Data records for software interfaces
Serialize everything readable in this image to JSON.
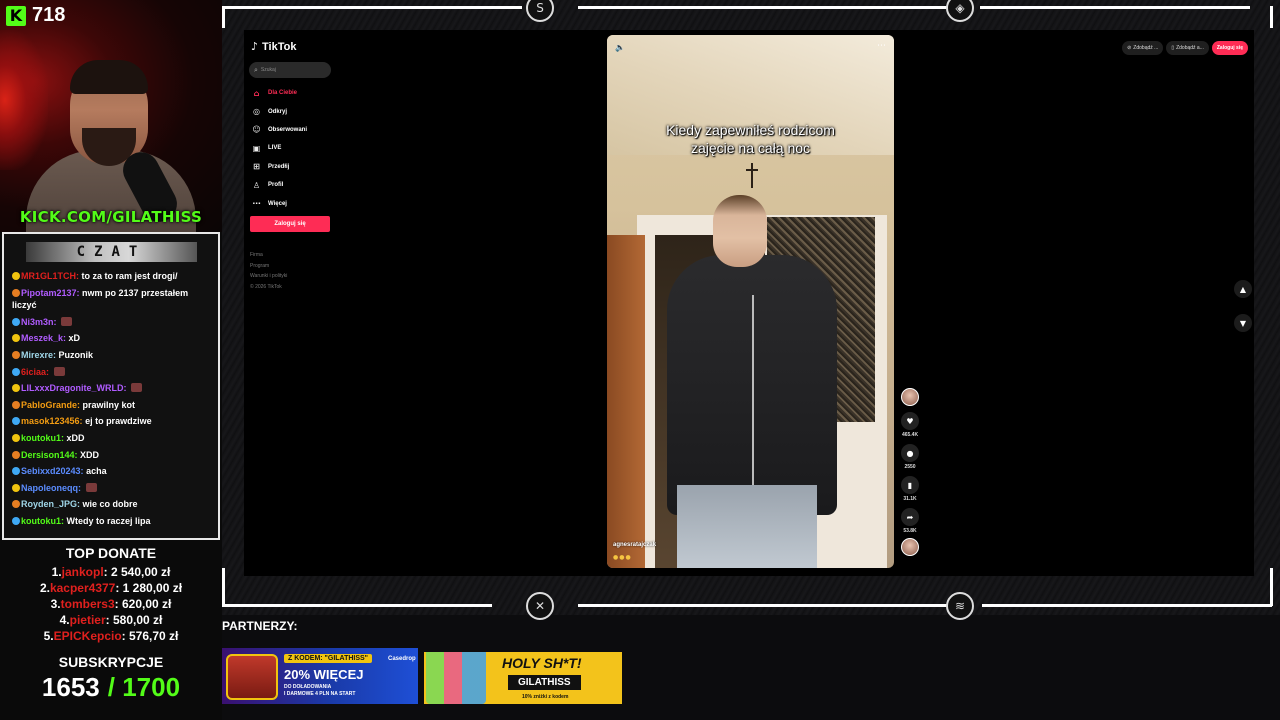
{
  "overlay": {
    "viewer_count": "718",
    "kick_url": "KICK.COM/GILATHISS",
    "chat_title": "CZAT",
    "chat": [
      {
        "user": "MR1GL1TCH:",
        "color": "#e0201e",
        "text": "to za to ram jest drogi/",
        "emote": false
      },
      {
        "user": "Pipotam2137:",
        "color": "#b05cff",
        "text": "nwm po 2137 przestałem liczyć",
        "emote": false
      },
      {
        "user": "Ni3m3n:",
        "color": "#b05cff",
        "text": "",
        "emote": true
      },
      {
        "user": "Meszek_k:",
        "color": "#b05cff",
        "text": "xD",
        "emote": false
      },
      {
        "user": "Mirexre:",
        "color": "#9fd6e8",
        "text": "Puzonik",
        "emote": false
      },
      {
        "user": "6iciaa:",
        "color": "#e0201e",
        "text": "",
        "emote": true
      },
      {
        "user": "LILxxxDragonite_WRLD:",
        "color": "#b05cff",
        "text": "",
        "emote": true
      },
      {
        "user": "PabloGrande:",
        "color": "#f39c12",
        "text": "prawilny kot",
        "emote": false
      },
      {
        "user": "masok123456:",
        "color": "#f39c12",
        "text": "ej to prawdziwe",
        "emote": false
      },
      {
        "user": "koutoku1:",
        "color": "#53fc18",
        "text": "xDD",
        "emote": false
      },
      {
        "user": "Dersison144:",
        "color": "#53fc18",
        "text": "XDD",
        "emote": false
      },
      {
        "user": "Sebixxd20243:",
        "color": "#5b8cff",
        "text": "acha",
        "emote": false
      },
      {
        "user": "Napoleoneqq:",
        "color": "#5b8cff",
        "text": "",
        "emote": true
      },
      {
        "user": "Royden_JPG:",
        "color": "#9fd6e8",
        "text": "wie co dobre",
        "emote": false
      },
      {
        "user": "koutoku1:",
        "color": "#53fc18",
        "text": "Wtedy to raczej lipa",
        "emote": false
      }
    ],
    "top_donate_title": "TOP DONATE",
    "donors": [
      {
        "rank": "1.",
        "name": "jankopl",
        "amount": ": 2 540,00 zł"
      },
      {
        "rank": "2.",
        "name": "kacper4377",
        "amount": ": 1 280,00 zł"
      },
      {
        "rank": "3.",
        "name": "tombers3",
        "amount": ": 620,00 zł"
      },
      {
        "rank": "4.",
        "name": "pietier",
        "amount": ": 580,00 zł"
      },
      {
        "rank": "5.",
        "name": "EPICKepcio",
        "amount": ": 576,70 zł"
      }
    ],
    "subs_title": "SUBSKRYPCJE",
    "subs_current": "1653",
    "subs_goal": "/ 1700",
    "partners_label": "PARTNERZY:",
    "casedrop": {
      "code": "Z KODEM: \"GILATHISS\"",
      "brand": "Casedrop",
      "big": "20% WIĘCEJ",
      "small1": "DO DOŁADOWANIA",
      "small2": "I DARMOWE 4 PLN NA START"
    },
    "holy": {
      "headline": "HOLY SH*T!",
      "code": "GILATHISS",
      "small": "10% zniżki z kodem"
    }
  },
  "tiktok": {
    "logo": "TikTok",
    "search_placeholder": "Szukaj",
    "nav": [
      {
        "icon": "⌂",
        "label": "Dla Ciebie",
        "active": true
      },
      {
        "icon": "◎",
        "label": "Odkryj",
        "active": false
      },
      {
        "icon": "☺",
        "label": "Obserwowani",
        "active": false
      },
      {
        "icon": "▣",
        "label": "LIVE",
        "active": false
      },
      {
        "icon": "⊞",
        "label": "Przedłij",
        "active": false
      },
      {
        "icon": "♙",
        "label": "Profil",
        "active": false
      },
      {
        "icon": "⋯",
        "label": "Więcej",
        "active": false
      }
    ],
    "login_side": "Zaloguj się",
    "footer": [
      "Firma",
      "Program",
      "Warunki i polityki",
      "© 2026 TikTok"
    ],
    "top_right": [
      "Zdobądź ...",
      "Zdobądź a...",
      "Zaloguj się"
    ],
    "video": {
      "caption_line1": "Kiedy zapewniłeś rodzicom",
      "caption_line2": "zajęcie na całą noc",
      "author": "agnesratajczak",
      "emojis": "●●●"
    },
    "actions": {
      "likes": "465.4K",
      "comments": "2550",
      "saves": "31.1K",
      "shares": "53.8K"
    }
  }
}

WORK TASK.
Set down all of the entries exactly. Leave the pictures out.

EXERCISE OUTPUT.
Serialize everything readable in this image to JSON.
{
  "overlay": {
    "viewer_count": "718",
    "kick_url": "KICK.COM/GILATHISS",
    "chat_title": "CZAT",
    "chat": [
      {
        "user": "MR1GL1TCH:",
        "color": "#e0201e",
        "text": "to za to ram jest drogi/",
        "emote": false
      },
      {
        "user": "Pipotam2137:",
        "color": "#b05cff",
        "text": "nwm po 2137 przestałem liczyć",
        "emote": false
      },
      {
        "user": "Ni3m3n:",
        "color": "#b05cff",
        "text": "",
        "emote": true
      },
      {
        "user": "Meszek_k:",
        "color": "#b05cff",
        "text": "xD",
        "emote": false
      },
      {
        "user": "Mirexre:",
        "color": "#9fd6e8",
        "text": "Puzonik",
        "emote": false
      },
      {
        "user": "6iciaa:",
        "color": "#e0201e",
        "text": "",
        "emote": true
      },
      {
        "user": "LILxxxDragonite_WRLD:",
        "color": "#b05cff",
        "text": "",
        "emote": true
      },
      {
        "user": "PabloGrande:",
        "color": "#f39c12",
        "text": "prawilny kot",
        "emote": false
      },
      {
        "user": "masok123456:",
        "color": "#f39c12",
        "text": "ej to prawdziwe",
        "emote": false
      },
      {
        "user": "koutoku1:",
        "color": "#53fc18",
        "text": "xDD",
        "emote": false
      },
      {
        "user": "Dersison144:",
        "color": "#53fc18",
        "text": "XDD",
        "emote": false
      },
      {
        "user": "Sebixxd20243:",
        "color": "#5b8cff",
        "text": "acha",
        "emote": false
      },
      {
        "user": "Napoleoneqq:",
        "color": "#5b8cff",
        "text": "",
        "emote": true
      },
      {
        "user": "Royden_JPG:",
        "color": "#9fd6e8",
        "text": "wie co dobre",
        "emote": false
      },
      {
        "user": "koutoku1:",
        "color": "#53fc18",
        "text": "Wtedy to raczej lipa",
        "emote": false
      }
    ],
    "top_donate_title": "TOP DONATE",
    "donors": [
      {
        "rank": "1.",
        "name": "jankopl",
        "amount": ": 2 540,00 zł"
      },
      {
        "rank": "2.",
        "name": "kacper4377",
        "amount": ": 1 280,00 zł"
      },
      {
        "rank": "3.",
        "name": "tombers3",
        "amount": ": 620,00 zł"
      },
      {
        "rank": "4.",
        "name": "pietier",
        "amount": ": 580,00 zł"
      },
      {
        "rank": "5.",
        "name": "EPICKepcio",
        "amount": ": 576,70 zł"
      }
    ],
    "subs_title": "SUBSKRYPCJE",
    "subs_current": "1653",
    "subs_goal": "/ 1700",
    "partners_label": "PARTNERZY:",
    "casedrop": {
      "code": "Z KODEM: \"GILATHISS\"",
      "brand": "Casedrop",
      "big": "20% WIĘCEJ",
      "small1": "DO DOŁADOWANIA",
      "small2": "I DARMOWE 4 PLN NA START"
    },
    "holy": {
      "headline": "HOLY SH*T!",
      "code": "GILATHISS",
      "small": "10% zniżki z kodem"
    }
  },
  "tiktok": {
    "logo": "TikTok",
    "search_placeholder": "Szukaj",
    "nav": [
      {
        "icon": "⌂",
        "label": "Dla Ciebie",
        "active": true
      },
      {
        "icon": "◎",
        "label": "Odkryj",
        "active": false
      },
      {
        "icon": "☺",
        "label": "Obserwowani",
        "active": false
      },
      {
        "icon": "▣",
        "label": "LIVE",
        "active": false
      },
      {
        "icon": "⊞",
        "label": "Przedłij",
        "active": false
      },
      {
        "icon": "♙",
        "label": "Profil",
        "active": false
      },
      {
        "icon": "⋯",
        "label": "Więcej",
        "active": false
      }
    ],
    "login_side": "Zaloguj się",
    "footer": [
      "Firma",
      "Program",
      "Warunki i polityki",
      "© 2026 TikTok"
    ],
    "top_right": [
      "Zdobądź ...",
      "Zdobądź a...",
      "Zaloguj się"
    ],
    "video": {
      "caption_line1": "Kiedy zapewniłeś rodzicom",
      "caption_line2": "zajęcie na całą noc",
      "author": "agnesratajczak",
      "emojis": "●●●"
    },
    "actions": {
      "likes": "465.4K",
      "comments": "2550",
      "saves": "31.1K",
      "shares": "53.8K"
    }
  }
}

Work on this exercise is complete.